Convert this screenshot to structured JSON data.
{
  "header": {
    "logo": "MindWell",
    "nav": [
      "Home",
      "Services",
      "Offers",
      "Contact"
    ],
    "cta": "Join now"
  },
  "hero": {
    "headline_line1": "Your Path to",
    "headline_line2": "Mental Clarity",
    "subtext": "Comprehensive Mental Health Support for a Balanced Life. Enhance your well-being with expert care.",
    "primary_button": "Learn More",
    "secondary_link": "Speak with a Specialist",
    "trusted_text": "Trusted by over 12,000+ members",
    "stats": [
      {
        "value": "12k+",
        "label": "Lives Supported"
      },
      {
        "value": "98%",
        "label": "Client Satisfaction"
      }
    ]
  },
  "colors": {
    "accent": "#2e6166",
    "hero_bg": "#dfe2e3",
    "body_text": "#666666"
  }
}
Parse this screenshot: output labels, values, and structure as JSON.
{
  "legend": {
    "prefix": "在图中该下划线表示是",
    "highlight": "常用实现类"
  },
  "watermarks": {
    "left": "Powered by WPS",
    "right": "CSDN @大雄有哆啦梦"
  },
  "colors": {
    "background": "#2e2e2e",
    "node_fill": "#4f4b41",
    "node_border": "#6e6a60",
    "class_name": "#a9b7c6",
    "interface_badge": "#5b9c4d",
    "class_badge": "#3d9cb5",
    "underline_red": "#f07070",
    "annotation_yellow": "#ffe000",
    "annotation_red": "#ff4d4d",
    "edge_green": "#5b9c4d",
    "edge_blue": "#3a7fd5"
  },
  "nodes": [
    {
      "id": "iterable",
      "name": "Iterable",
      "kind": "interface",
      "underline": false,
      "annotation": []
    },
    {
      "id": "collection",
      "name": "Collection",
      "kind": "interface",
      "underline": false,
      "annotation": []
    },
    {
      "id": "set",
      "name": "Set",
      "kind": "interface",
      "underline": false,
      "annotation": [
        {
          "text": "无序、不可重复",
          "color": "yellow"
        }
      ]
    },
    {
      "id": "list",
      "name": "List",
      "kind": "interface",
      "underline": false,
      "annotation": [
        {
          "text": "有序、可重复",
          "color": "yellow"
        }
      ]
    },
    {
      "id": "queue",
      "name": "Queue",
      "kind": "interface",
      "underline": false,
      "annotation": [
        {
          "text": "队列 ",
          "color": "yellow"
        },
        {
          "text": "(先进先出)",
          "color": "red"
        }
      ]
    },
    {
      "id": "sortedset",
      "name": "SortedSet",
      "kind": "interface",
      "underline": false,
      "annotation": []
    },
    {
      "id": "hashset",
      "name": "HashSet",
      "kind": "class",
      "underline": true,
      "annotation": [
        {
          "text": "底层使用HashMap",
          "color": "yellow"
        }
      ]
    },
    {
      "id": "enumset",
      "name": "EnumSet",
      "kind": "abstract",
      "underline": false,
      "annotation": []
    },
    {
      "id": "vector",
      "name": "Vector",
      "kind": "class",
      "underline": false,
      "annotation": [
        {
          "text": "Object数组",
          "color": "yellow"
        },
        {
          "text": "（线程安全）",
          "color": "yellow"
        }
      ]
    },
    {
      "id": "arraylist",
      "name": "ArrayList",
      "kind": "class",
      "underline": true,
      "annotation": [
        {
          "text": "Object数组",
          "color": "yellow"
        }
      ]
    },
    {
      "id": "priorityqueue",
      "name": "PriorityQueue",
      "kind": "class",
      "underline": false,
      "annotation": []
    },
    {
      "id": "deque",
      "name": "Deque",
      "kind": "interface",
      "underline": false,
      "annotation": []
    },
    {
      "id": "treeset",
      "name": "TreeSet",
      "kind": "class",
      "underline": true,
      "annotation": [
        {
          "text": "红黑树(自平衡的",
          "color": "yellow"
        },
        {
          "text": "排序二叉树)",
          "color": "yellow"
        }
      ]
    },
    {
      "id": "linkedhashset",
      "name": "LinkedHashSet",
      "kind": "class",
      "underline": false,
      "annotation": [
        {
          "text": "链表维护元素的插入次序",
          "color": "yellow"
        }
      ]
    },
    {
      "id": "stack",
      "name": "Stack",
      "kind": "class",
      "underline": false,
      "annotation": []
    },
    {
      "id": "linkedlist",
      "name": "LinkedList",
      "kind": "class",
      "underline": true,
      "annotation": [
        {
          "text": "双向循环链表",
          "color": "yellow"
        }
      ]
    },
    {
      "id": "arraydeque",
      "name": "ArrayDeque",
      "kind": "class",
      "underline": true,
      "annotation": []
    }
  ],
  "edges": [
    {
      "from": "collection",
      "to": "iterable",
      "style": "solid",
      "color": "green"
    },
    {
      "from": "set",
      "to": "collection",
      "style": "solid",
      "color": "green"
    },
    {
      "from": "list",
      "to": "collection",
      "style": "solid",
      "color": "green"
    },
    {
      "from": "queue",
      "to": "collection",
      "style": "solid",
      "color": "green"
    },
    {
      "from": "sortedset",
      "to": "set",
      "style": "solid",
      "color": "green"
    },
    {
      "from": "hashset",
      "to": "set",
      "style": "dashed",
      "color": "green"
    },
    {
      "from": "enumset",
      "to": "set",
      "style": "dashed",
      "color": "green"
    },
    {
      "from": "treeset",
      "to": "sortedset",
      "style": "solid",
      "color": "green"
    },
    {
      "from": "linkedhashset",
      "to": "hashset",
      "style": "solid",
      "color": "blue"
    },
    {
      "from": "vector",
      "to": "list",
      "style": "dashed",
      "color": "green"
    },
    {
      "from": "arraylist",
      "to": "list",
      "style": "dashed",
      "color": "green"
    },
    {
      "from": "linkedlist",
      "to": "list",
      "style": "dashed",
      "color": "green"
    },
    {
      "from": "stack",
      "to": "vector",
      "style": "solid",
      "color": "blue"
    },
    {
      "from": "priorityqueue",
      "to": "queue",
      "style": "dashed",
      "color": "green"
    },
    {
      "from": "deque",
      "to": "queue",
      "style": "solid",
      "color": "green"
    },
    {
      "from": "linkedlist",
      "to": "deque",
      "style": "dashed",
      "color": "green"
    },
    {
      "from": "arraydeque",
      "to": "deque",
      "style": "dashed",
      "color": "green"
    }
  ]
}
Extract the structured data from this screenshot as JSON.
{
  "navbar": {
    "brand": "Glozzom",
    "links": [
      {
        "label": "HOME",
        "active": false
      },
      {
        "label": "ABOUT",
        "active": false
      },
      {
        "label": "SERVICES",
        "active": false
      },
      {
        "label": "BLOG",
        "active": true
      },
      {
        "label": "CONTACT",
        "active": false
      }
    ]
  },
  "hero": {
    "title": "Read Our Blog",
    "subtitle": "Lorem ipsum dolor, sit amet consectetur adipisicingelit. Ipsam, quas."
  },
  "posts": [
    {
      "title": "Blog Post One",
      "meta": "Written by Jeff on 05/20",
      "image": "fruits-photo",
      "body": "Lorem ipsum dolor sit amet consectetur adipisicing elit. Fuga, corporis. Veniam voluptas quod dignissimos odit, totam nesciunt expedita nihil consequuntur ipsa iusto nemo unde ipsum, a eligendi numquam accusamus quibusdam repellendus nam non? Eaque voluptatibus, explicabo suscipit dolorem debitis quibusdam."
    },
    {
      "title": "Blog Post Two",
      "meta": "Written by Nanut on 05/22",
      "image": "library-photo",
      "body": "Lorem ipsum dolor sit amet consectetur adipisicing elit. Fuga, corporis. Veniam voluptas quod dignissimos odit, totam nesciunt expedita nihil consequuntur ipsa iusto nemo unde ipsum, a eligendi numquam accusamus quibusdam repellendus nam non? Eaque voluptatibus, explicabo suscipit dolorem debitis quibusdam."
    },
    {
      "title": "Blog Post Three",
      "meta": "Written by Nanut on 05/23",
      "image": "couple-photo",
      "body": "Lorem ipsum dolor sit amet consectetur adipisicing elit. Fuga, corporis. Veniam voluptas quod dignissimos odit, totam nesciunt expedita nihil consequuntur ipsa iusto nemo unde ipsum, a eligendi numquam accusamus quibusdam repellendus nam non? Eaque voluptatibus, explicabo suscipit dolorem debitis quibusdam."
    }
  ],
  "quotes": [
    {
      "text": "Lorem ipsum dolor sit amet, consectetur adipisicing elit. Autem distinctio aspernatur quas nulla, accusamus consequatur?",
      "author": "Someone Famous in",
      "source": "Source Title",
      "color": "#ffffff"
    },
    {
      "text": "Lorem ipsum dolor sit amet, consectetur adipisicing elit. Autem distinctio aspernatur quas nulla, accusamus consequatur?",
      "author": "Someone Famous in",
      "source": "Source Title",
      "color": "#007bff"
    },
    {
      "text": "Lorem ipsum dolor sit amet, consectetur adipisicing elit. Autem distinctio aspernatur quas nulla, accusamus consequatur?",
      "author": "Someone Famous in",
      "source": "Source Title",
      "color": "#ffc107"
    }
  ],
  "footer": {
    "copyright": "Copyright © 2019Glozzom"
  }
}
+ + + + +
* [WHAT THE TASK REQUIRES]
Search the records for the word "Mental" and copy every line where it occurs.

* [ANSWER SECTION]
    "headline_line2": "Mental Clarity",
    "subtext": "Comprehensive Mental Health Support for a Balanced Life. Enhance your well-being with expert care.",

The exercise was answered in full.